[Dataset records Boundary: Start]
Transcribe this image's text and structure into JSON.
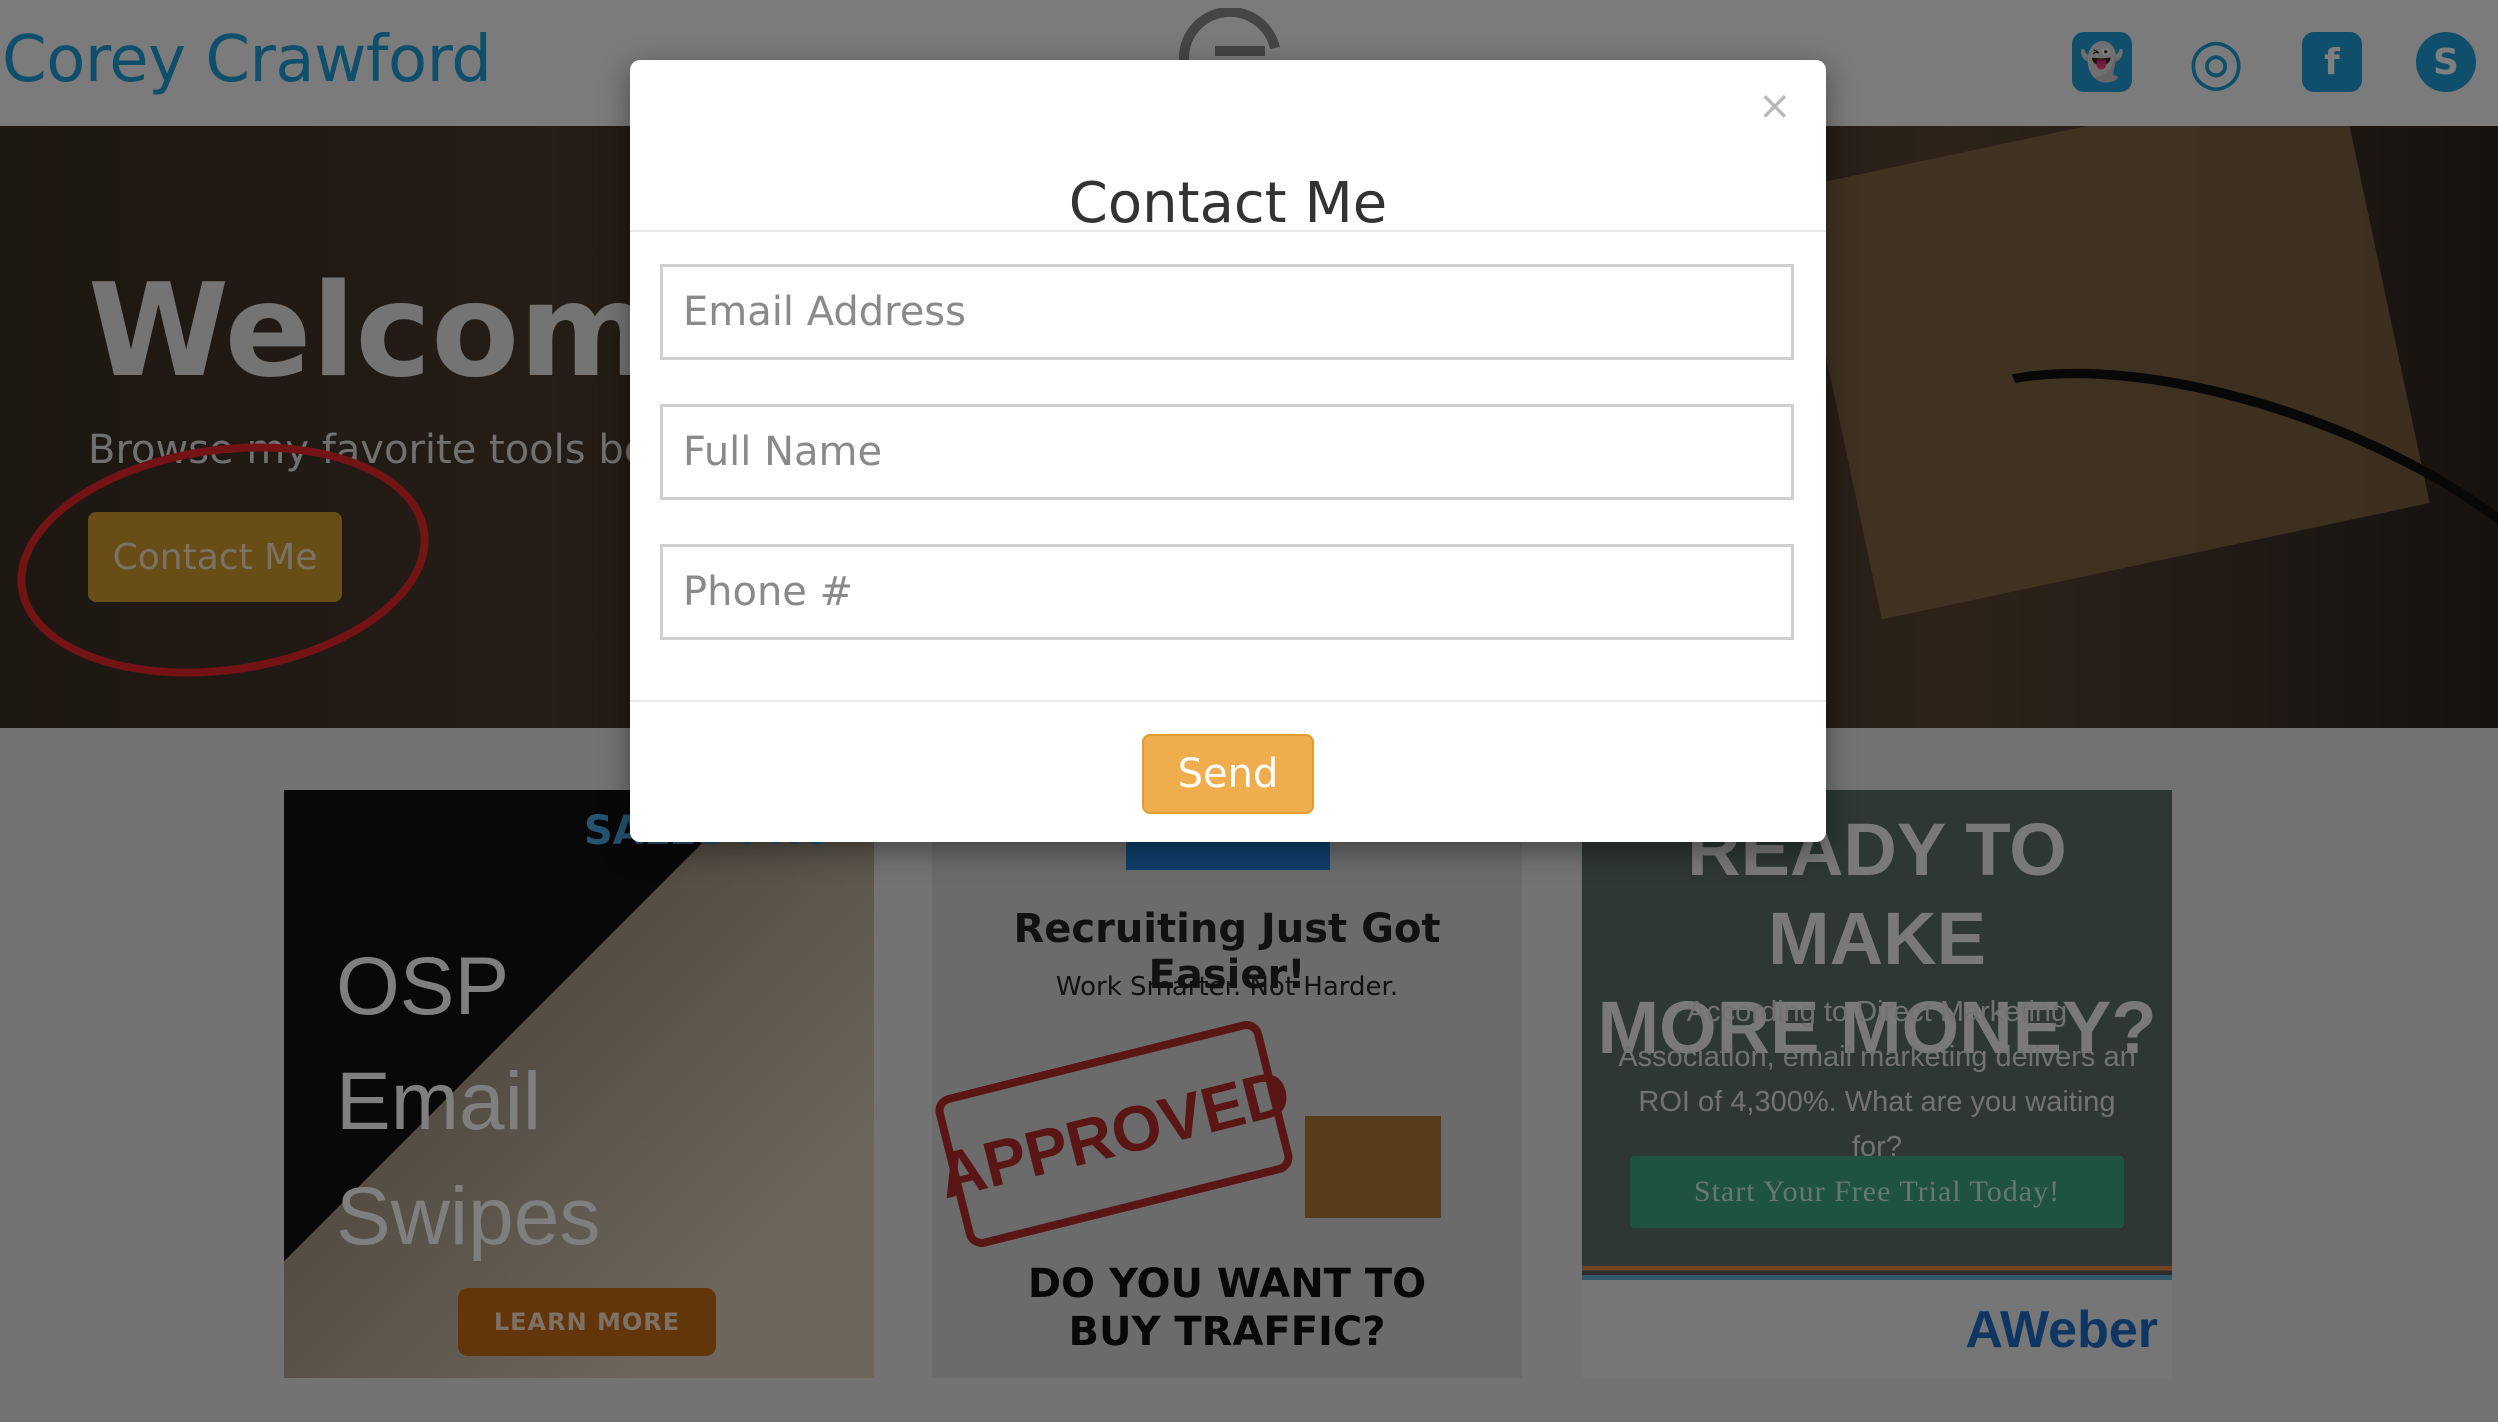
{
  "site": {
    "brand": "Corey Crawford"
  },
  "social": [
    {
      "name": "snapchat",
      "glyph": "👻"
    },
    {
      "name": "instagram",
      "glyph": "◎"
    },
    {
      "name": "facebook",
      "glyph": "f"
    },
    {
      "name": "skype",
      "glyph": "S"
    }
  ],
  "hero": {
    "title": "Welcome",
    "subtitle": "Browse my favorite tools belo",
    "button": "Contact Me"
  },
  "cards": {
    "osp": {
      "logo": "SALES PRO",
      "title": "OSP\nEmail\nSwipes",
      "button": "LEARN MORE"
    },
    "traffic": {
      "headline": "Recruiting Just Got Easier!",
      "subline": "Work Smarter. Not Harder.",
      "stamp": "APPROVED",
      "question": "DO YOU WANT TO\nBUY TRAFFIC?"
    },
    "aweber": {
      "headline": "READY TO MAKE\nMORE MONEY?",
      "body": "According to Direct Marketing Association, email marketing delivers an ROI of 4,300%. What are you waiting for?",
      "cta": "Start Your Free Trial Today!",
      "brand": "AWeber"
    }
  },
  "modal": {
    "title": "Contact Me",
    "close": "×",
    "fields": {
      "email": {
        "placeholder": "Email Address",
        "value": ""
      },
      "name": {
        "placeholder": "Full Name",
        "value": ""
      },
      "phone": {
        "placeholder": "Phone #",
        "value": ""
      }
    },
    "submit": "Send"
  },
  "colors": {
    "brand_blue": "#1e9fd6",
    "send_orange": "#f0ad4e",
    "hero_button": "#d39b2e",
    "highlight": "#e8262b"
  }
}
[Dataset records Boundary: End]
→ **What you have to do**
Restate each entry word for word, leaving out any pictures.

→ **Your solution**
Transcribe this image's text and structure into JSON.
{
  "site": {
    "brand": "Corey Crawford"
  },
  "social": [
    {
      "name": "snapchat",
      "glyph": "👻"
    },
    {
      "name": "instagram",
      "glyph": "◎"
    },
    {
      "name": "facebook",
      "glyph": "f"
    },
    {
      "name": "skype",
      "glyph": "S"
    }
  ],
  "hero": {
    "title": "Welcome",
    "subtitle": "Browse my favorite tools belo",
    "button": "Contact Me"
  },
  "cards": {
    "osp": {
      "logo": "SALES PRO",
      "title": "OSP\nEmail\nSwipes",
      "button": "LEARN MORE"
    },
    "traffic": {
      "headline": "Recruiting Just Got Easier!",
      "subline": "Work Smarter. Not Harder.",
      "stamp": "APPROVED",
      "question": "DO YOU WANT TO\nBUY TRAFFIC?"
    },
    "aweber": {
      "headline": "READY TO MAKE\nMORE MONEY?",
      "body": "According to Direct Marketing Association, email marketing delivers an ROI of 4,300%. What are you waiting for?",
      "cta": "Start Your Free Trial Today!",
      "brand": "AWeber"
    }
  },
  "modal": {
    "title": "Contact Me",
    "close": "×",
    "fields": {
      "email": {
        "placeholder": "Email Address",
        "value": ""
      },
      "name": {
        "placeholder": "Full Name",
        "value": ""
      },
      "phone": {
        "placeholder": "Phone #",
        "value": ""
      }
    },
    "submit": "Send"
  },
  "colors": {
    "brand_blue": "#1e9fd6",
    "send_orange": "#f0ad4e",
    "hero_button": "#d39b2e",
    "highlight": "#e8262b"
  }
}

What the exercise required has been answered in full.